◆ **EXTRACTED RECORDS**:
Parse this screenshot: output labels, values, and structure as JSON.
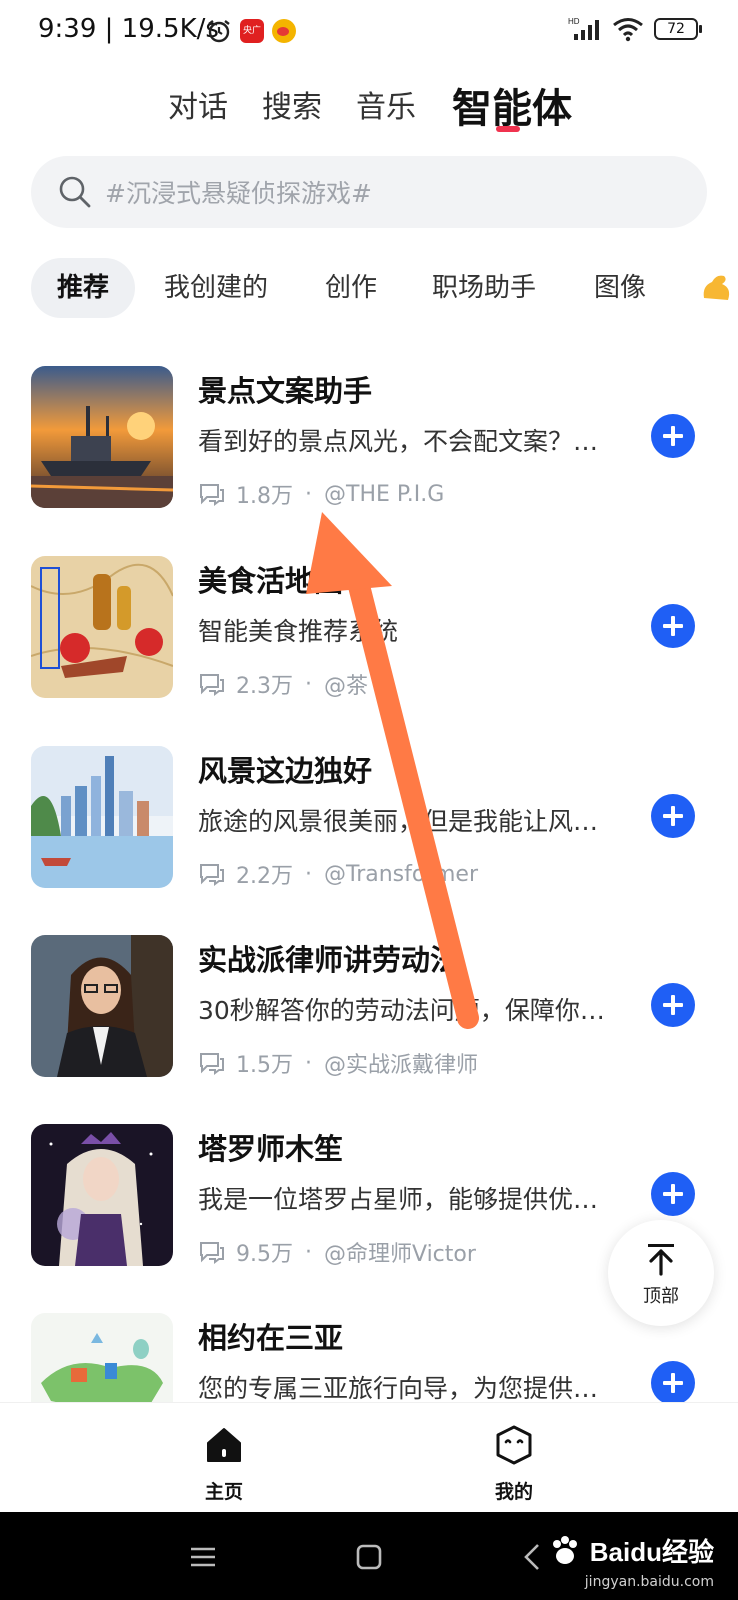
{
  "status_bar": {
    "time": "9:39 | 19.5K/s",
    "battery": "72",
    "network": "HD"
  },
  "top_tabs": [
    {
      "label": "对话"
    },
    {
      "label": "搜索"
    },
    {
      "label": "音乐"
    },
    {
      "label": "智能体",
      "active": true
    }
  ],
  "search": {
    "placeholder": "#沉浸式悬疑侦探游戏#"
  },
  "categories": [
    {
      "label": "推荐",
      "active": true
    },
    {
      "label": "我创建的"
    },
    {
      "label": "创作"
    },
    {
      "label": "职场助手"
    },
    {
      "label": "图像"
    }
  ],
  "agents": [
    {
      "title": "景点文案助手",
      "desc": "看到好的景点风光，不会配文案？…",
      "count": "1.8万",
      "author": "@THE P.I.G",
      "thumb": "harbor-ship"
    },
    {
      "title": "美食活地图",
      "desc": "智能美食推荐系统",
      "count": "2.3万",
      "author": "@茶",
      "thumb": "food-map"
    },
    {
      "title": "风景这边独好",
      "desc": "旅途的风景很美丽，但是我能让风…",
      "count": "2.2万",
      "author": "@Transformer",
      "thumb": "city-watercolor"
    },
    {
      "title": "实战派律师讲劳动法",
      "desc": "30秒解答你的劳动法问题，保障你…",
      "count": "1.5万",
      "author": "@实战派戴律师",
      "thumb": "lawyer-portrait"
    },
    {
      "title": "塔罗师木笙",
      "desc": "我是一位塔罗占星师，能够提供优…",
      "count": "9.5万",
      "author": "@命理师Victor",
      "thumb": "tarot-girl"
    },
    {
      "title": "相约在三亚",
      "desc": "您的专属三亚旅行向导，为您提供…",
      "count": "",
      "author": "",
      "thumb": "sanya-map"
    }
  ],
  "float_button": {
    "label": "顶部"
  },
  "bottom_nav": [
    {
      "label": "主页",
      "icon": "home-icon"
    },
    {
      "label": "我的",
      "icon": "profile-face-icon"
    }
  ],
  "watermark": {
    "brand": "Baidu经验",
    "url": "jingyan.baidu.com"
  },
  "colors": {
    "accent": "#1f5ff5",
    "tab_indicator": "#f0334f",
    "annotation_arrow": "#ff7a45"
  }
}
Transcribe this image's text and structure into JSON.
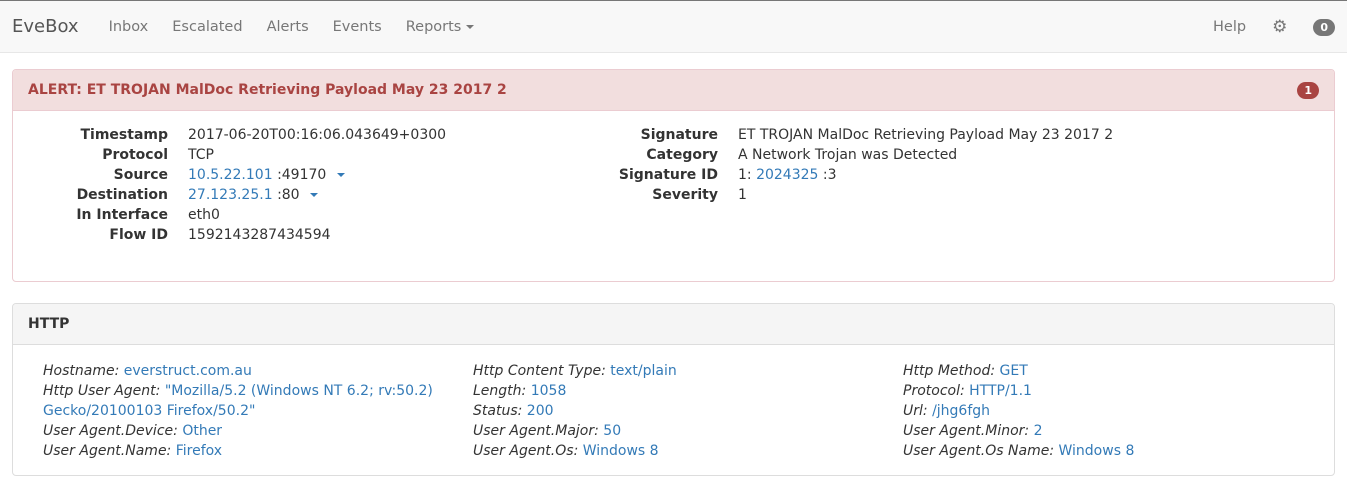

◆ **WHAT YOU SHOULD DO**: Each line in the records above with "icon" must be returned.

◆ **RESULT BELOW**:
      "icon": "home-icon"
      "icon": "profile-face-icon"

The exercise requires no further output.